Write out every line below that contains "desc".

• • •

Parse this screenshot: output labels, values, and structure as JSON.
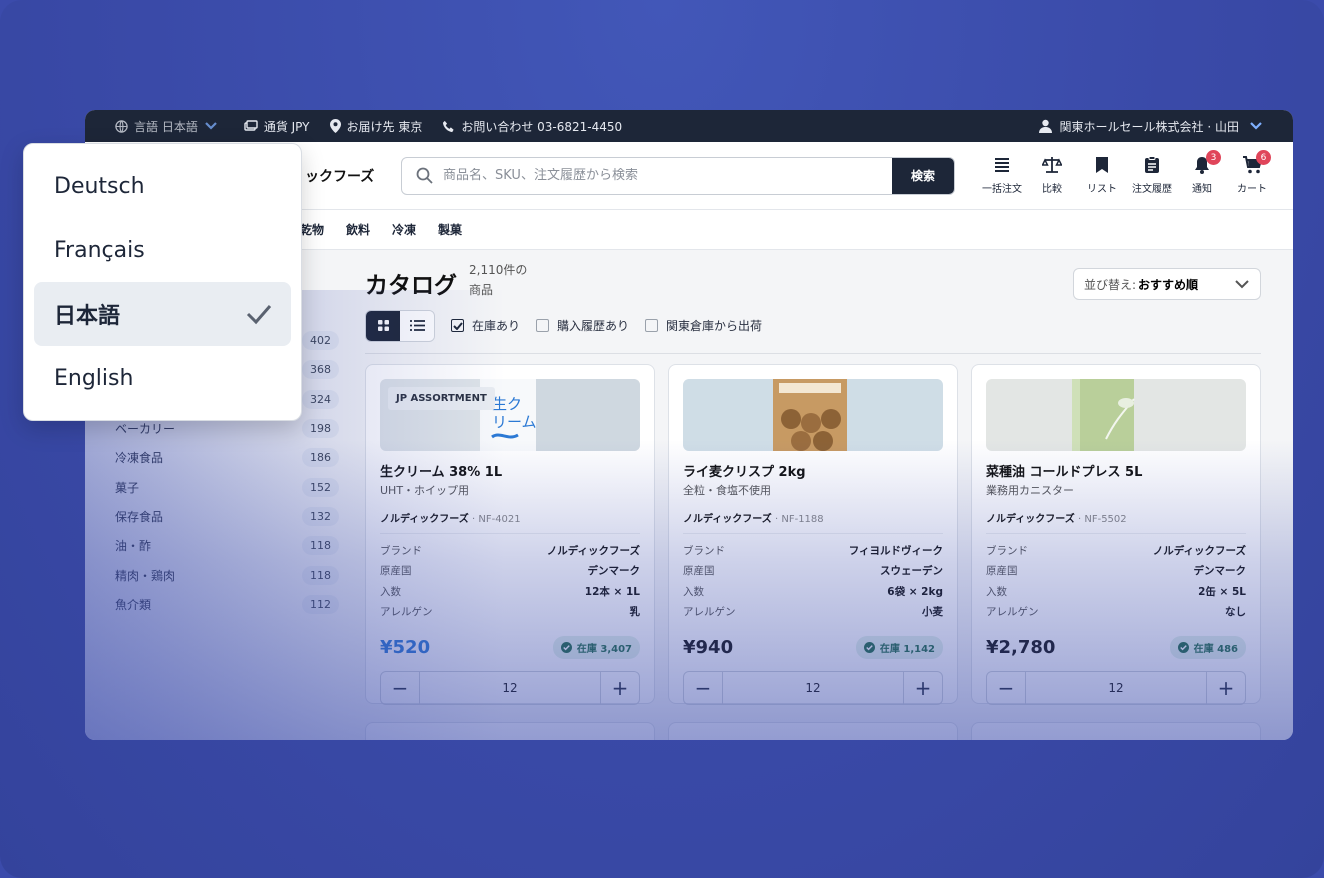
{
  "topbar": {
    "language": "言語 日本語",
    "currency": "通貨 JPY",
    "delivery": "お届け先 東京",
    "contact": "お問い合わせ 03-6821-4450",
    "account": "関東ホールセール株式会社 · 山田"
  },
  "header": {
    "logo_text": "ックフーズ",
    "search_placeholder": "商品名、SKU、注文履歴から検索",
    "search_button": "検索",
    "icons": [
      {
        "label": "一括注文",
        "icon": "list-icon"
      },
      {
        "label": "比較",
        "icon": "scale-icon"
      },
      {
        "label": "リスト",
        "icon": "bookmark-icon"
      },
      {
        "label": "注文履歴",
        "icon": "clipboard-icon"
      },
      {
        "label": "通知",
        "icon": "bell-icon",
        "badge": "3"
      },
      {
        "label": "カート",
        "icon": "cart-icon",
        "badge": "6"
      }
    ]
  },
  "catnav": [
    "乾物",
    "飲料",
    "冷凍",
    "製菓"
  ],
  "sidebar": [
    {
      "label": "",
      "count": "402"
    },
    {
      "label": "",
      "count": "368"
    },
    {
      "label": "",
      "count": "324"
    },
    {
      "label": "ベーカリー",
      "count": "198"
    },
    {
      "label": "冷凍食品",
      "count": "186"
    },
    {
      "label": "菓子",
      "count": "152"
    },
    {
      "label": "保存食品",
      "count": "132"
    },
    {
      "label": "油・酢",
      "count": "118"
    },
    {
      "label": "精肉・鶏肉",
      "count": "118"
    },
    {
      "label": "魚介類",
      "count": "112"
    }
  ],
  "main": {
    "title": "カタログ",
    "count": "2,110件の",
    "count2": "商品",
    "sort_prefix": "並び替え:",
    "sort_value": "おすすめ順",
    "filters": [
      {
        "label": "在庫あり",
        "checked": true
      },
      {
        "label": "購入履歴あり",
        "checked": false
      },
      {
        "label": "関東倉庫から出荷",
        "checked": false
      }
    ]
  },
  "products": [
    {
      "tag": "JP ASSORTMENT",
      "name": "生クリーム 38% 1L",
      "desc": "UHT・ホイップ用",
      "brand": "ノルディックフーズ",
      "sku": " · NF-4021",
      "specs": [
        {
          "k": "ブランド",
          "v": "ノルディックフーズ"
        },
        {
          "k": "原産国",
          "v": "デンマーク"
        },
        {
          "k": "入数",
          "v": "12本 × 1L"
        },
        {
          "k": "アレルゲン",
          "v": "乳"
        }
      ],
      "price": "¥520",
      "stock": "在庫 3,407",
      "qty": "12",
      "image_color": "#dde3e8"
    },
    {
      "tag": "",
      "name": "ライ麦クリスプ 2kg",
      "desc": "全粒・食塩不使用",
      "brand": "ノルディックフーズ",
      "sku": " · NF-1188",
      "specs": [
        {
          "k": "ブランド",
          "v": "フィヨルドヴィーク"
        },
        {
          "k": "原産国",
          "v": "スウェーデン"
        },
        {
          "k": "入数",
          "v": "6袋 × 2kg"
        },
        {
          "k": "アレルゲン",
          "v": "小麦"
        }
      ],
      "price": "¥940",
      "stock": "在庫 1,142",
      "qty": "12",
      "image_color": "#cfdde6"
    },
    {
      "tag": "",
      "name": "菜種油 コールドプレス 5L",
      "desc": "業務用カニスター",
      "brand": "ノルディックフーズ",
      "sku": " · NF-5502",
      "specs": [
        {
          "k": "ブランド",
          "v": "ノルディックフーズ"
        },
        {
          "k": "原産国",
          "v": "デンマーク"
        },
        {
          "k": "入数",
          "v": "2缶 × 5L"
        },
        {
          "k": "アレルゲン",
          "v": "なし"
        }
      ],
      "price": "¥2,780",
      "stock": "在庫 486",
      "qty": "12",
      "image_color": "#e3e6e4"
    }
  ],
  "language_menu": {
    "options": [
      "Deutsch",
      "Français",
      "日本語",
      "English"
    ],
    "selected": "日本語"
  }
}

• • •

## Task answer
      "desc": "UHT・ホイップ用",
      "desc": "全粒・食塩不使用",
      "desc": "業務用カニスター",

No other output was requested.